◆ PROVIDED INFORMATION

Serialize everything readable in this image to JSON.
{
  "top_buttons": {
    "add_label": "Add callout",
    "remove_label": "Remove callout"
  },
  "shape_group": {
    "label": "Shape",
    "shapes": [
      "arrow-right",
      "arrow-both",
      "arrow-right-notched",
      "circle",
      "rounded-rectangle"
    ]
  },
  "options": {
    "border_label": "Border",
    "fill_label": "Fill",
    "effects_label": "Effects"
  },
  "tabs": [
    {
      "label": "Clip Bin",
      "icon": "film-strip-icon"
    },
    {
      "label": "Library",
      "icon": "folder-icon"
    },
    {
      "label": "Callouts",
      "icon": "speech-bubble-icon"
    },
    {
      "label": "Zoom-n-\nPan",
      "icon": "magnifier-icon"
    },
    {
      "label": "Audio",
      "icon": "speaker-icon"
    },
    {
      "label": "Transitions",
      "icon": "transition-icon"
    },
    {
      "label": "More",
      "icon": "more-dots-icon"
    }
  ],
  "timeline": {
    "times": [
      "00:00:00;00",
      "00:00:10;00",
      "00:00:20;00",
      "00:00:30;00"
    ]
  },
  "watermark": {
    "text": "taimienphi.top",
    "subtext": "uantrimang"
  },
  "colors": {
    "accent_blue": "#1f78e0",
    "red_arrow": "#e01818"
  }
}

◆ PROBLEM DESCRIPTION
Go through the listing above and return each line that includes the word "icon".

◆ EXERCISE RESULT
      "icon": "film-strip-icon"
      "icon": "folder-icon"
      "icon": "speech-bubble-icon"
      "icon": "magnifier-icon"
      "icon": "speaker-icon"
      "icon": "transition-icon"
      "icon": "more-dots-icon"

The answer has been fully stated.